Farooq wasn’t disappointed or annoyed by the comments as some others were online and gave this reaction to what the former world cruiserweight champion said:

“Maybe the opponent [Aviles] was just a tough boy. I think he’s only been stopped once in his whole career. He must have been 17 or 18 [at the time] and he’s 27 now so that was eight years ago,” said Farooq. “At this stage of a career, you’re going to get criticism. For me, I’ve just got to take it on the chin. Everyone’s got an opinion. I’ve just got to take it and then go out there and prove what I can do. In some fights you can try as much as you can but some of these boys are really tough. Some fighters have just got granite chins. As time goes on, we will find out about my power.”

Boxing Social asked Farooq if he thought it was better to get the 10 rounds against a typically tough Mexican rather than finishing your first fight in 11 months in a round or two.

“Ten rounds are better than a first or second round knockout,” he said. “You want to pick up the 10 rounds for the long-term. It’s experience. For me, it’s done me the world of good. I’m happy to pick the 10 rounds up. It’s kicked the cobwebs off going forward. I’m happy overall. I’m not disappointed.”

Farooq now has the Matchroom Boxing platform to elevate his title claims.
Photo: Mark Robinson/Matchroom Boxing.

For now, having trained since June, Farooq is going to have a rest. Initially, we thought he meant a week or two but no. Instead it will be a couple of days off before doing some running and returning to the gym under the tutelage of trainer Craig Dickson.
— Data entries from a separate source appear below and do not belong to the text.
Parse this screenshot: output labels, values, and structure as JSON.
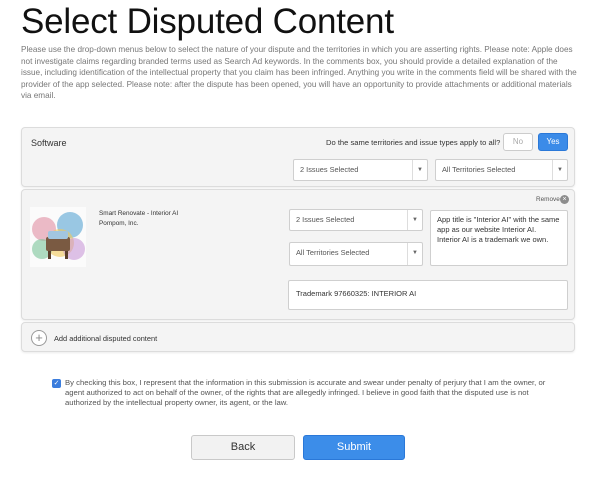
{
  "page": {
    "title": "Select Disputed Content",
    "intro": "Please use the drop-down menus below to select the nature of your dispute and the territories in which you are asserting rights. Please note: Apple does not investigate claims regarding branded terms used as Search Ad keywords. In the comments box, you should provide a detailed explanation of the issue, including identification of the intellectual property that you claim has been infringed. Anything you write in the comments field will be shared with the provider of the app selected. Please note: after the dispute has been opened, you will have an opportunity to provide attachments or additional materials via email."
  },
  "software_panel": {
    "label": "Software",
    "question": "Do the same territories and issue types apply to all?",
    "no_label": "No",
    "yes_label": "Yes",
    "issues_select": "2 Issues Selected",
    "territories_select": "All Territories Selected"
  },
  "content_item": {
    "remove_label": "Remove",
    "app_name": "Smart Renovate - Interior AI",
    "developer": "Pompom, Inc.",
    "issues_select": "2 Issues Selected",
    "territories_select": "All Territories Selected",
    "comment": "App title is \"Interior AI\" with the same app as our website Interior AI. Interior AI is a trademark we own.",
    "trademark": "Trademark 97660325: INTERIOR AI"
  },
  "add_content": {
    "label": "Add additional disputed content"
  },
  "attestation": {
    "checked": true,
    "text": "By checking this box, I represent that the information in this submission is accurate and swear under penalty of perjury that I am the owner, or agent authorized to act on behalf of the owner, of the rights that are allegedly infringed. I believe in good faith that the disputed use is not authorized by the intellectual property owner, its agent, or the law."
  },
  "actions": {
    "back_label": "Back",
    "submit_label": "Submit"
  },
  "icons": {
    "caret": "chevron-down-icon",
    "remove": "close-circle-icon",
    "add": "plus-circle-icon",
    "check": "checkbox-checked-icon",
    "app": "app-thumbnail"
  },
  "colors": {
    "accent": "#3c8de9",
    "panel_bg": "#f4f4f4"
  }
}
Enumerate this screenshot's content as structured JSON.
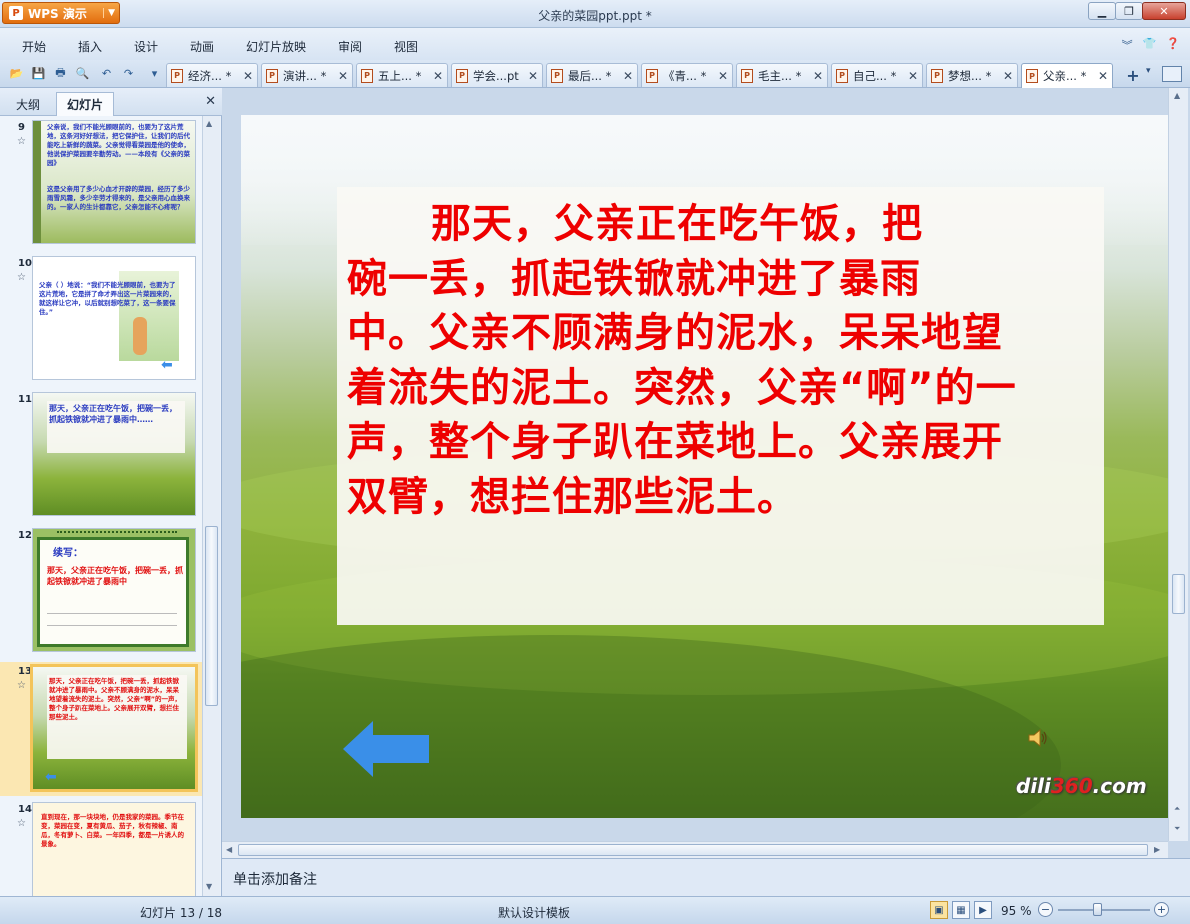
{
  "titlebar": {
    "app_button": "WPS 演示",
    "window_title": "父亲的菜园ppt.ppt *",
    "minimize": "▁",
    "restore": "❐",
    "close": "✕"
  },
  "menu": {
    "items": [
      "开始",
      "插入",
      "设计",
      "动画",
      "幻灯片放映",
      "审阅",
      "视图"
    ]
  },
  "doc_tabs": [
    {
      "label": "经济... *"
    },
    {
      "label": "演讲... *"
    },
    {
      "label": "五上... *"
    },
    {
      "label": "学会...pt"
    },
    {
      "label": "最后... *"
    },
    {
      "label": "《青... *"
    },
    {
      "label": "毛主... *"
    },
    {
      "label": "自己... *"
    },
    {
      "label": "梦想... *"
    },
    {
      "label": "父亲... *"
    }
  ],
  "panel": {
    "tab_outline": "大纲",
    "tab_slides": "幻灯片",
    "close": "✕"
  },
  "thumbnails": [
    {
      "number": "9",
      "text_blue": "父亲说，我们不能光顾眼前的，也要为了这片荒地，这条河好好想法，把它保护住，让我们的后代能吃上新鲜的蔬菜。父亲觉得看菜园是他的使命，他说保护菜园要辛勤劳动。——本段有《父亲的菜园》",
      "text_blue2": "这是父亲用了多少心血才开辟的菜园，经历了多少雨雪风霜，多少辛劳才得来的，是父亲用心血换来的。一家人的生计都靠它，父亲怎能不心疼呢？"
    },
    {
      "number": "10",
      "text": "父亲（ ）地说：“我们不能光顾眼前，也要为了这片荒地，它是拼了命才弄出这一片菜园来的，就这样让它冲，以后就别想吃菜了，这一条要保住。”"
    },
    {
      "number": "11",
      "text": "那天，父亲正在吃午饭，把碗一丢，抓起铁锨就冲进了暴雨中……"
    },
    {
      "number": "12",
      "title": "续写：",
      "text": "那天，父亲正在吃午饭，把碗一丢，抓起铁锨就冲进了暴雨中"
    },
    {
      "number": "13",
      "text": "那天，父亲正在吃午饭，把碗一丢，抓起铁锨就冲进了暴雨中。父亲不顾满身的泥水，呆呆地望着流失的泥土。突然，父亲“啊”的一声，整个身子趴在菜地上。父亲展开双臂，想拦住那些泥土。"
    },
    {
      "number": "14",
      "text": "直到现在，那一块块地，仍是我家的菜园。季节在变，菜园在变，夏有黄瓜、茄子，秋有辣椒、南瓜，冬有萝卜、白菜。一年四季，都是一片诱人的景象。"
    }
  ],
  "slide": {
    "line1": "那天，父亲正在吃午饭，把",
    "line2": "碗一丢，抓起铁锨就冲进了暴雨",
    "line3": "中。父亲不顾满身的泥水，呆呆地望",
    "line4": "着流失的泥土。突然，父亲“啊”的一",
    "line5": "声，整个身子趴在菜地上。父亲展开",
    "line6": "双臂，想拦住那些泥土。",
    "watermark_a": "dili",
    "watermark_b": "360",
    "watermark_c": ".com"
  },
  "notes": {
    "placeholder": "单击添加备注"
  },
  "status": {
    "slide_count": "幻灯片 13 / 18",
    "template": "默认设计模板",
    "zoom": "95 %"
  },
  "colors": {
    "slide_text": "#ee0000",
    "accent": "#e26d0e"
  }
}
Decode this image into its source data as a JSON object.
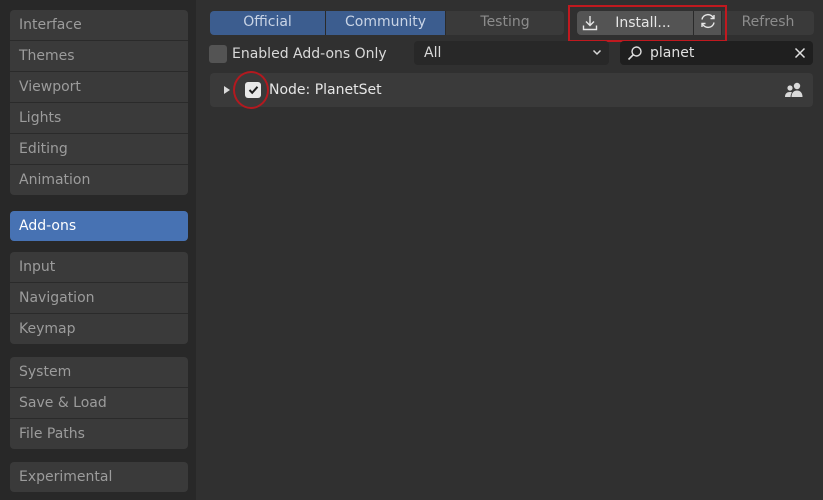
{
  "sidebar": {
    "groups": [
      {
        "items": [
          {
            "label": "Interface"
          },
          {
            "label": "Themes"
          },
          {
            "label": "Viewport"
          },
          {
            "label": "Lights"
          },
          {
            "label": "Editing"
          },
          {
            "label": "Animation"
          }
        ]
      },
      {
        "items": [
          {
            "label": "Add-ons",
            "active": true
          }
        ]
      },
      {
        "items": [
          {
            "label": "Input"
          },
          {
            "label": "Navigation"
          },
          {
            "label": "Keymap"
          }
        ]
      },
      {
        "items": [
          {
            "label": "System"
          },
          {
            "label": "Save & Load"
          },
          {
            "label": "File Paths"
          }
        ]
      },
      {
        "items": [
          {
            "label": "Experimental"
          }
        ]
      }
    ]
  },
  "tabs": {
    "official": "Official",
    "community": "Community",
    "testing": "Testing"
  },
  "actions": {
    "install_label": "Install...",
    "refresh_label": "Refresh",
    "install_icon": "download-icon",
    "refresh_icon": "refresh-icon"
  },
  "filters": {
    "enabled_only_label": "Enabled Add-ons Only",
    "enabled_only_checked": false,
    "category_value": "All",
    "search_value": "planet"
  },
  "addons": [
    {
      "name": "Node: PlanetSet",
      "enabled": true,
      "expanded": false,
      "icon": "users-icon"
    }
  ],
  "colors": {
    "accent": "#4772b3",
    "highlight": "#c0191f",
    "background": "#303030"
  }
}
“This is my job, this is what I do, this is my profession. I want to perfect my craft.”

Hearn has said that he wants Farooq to have one more fight, likely in the first quarter of next year, before putting his new Scottish star into a rematch with Lee McGregor in front of what he hopes is a packed house at Glasgow’s SSE Hydro. The pair have been constantly linked with a rematch since they fought last year. Farooq says he will fight who his team put in front of him and won’t think about anything else until then. And until they do meet, he urged his domestic rival to concentrate on what lies ahead.

“To be honest, his main concern is the European title fight [against Karim Guerfi]. He should be more focused on that and forget about me,” said Farooq. “It’s a step at a time in boxing. You can’t underestimate what’s in front of you. Even that fight there that I had [on Saturday], when I was boxing, I didn’t care about McGregor. I was focused on Angel [Aviles]. If [Guerfi] beats McGregor then talk of the fight stops straight away so what you want to do is look at what’s in front of you and focus on him and after that you can take it from there.

“At the moment, things are unpredictable especially because of Covid. We don’t know when things are going to go back to normal. England is in lockdown at the moment and Glasgow is going into Tier 4 (which instructs people to stay at home). Things are unpredictable in the UK and the world. Don’t get me wrong, McGregor is a big, big fight. Financially, it’s brilliant for me, I’m not going to say it’s not. For my profile, it’s a big fight and even for him it’s big fight, but at this time I’m not thinking about fighting, I’m wanting to rest up. With the headache we’ve had the last four to five weeks, I just want to give my mind and body a rest.”

Main image: Dave Thompson/Matchroom Boxing.